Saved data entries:
--------

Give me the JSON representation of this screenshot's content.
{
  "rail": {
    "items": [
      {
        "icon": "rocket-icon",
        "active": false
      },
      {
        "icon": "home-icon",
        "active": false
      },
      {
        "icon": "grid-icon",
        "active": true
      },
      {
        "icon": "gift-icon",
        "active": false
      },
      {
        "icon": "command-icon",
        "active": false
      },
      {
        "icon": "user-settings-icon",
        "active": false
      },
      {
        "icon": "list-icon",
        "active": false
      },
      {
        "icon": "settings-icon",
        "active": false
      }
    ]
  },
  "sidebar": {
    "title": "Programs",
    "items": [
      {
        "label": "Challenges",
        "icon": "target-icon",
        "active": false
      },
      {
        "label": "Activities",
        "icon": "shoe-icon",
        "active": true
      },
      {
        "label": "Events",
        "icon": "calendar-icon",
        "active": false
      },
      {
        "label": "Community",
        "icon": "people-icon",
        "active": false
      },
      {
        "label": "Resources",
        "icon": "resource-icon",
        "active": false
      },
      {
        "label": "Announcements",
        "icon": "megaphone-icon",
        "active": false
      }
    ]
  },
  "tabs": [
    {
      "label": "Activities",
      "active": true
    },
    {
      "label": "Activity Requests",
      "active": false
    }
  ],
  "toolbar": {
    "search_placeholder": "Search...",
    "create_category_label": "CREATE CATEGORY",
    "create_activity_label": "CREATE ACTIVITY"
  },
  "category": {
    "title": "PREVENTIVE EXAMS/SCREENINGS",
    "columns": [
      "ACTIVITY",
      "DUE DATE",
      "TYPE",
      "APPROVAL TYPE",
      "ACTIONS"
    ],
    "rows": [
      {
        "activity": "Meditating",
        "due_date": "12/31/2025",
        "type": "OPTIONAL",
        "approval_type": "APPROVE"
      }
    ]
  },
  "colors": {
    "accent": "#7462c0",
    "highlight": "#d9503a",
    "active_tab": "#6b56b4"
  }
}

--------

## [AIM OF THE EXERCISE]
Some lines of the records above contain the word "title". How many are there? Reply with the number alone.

## [REPLY]
2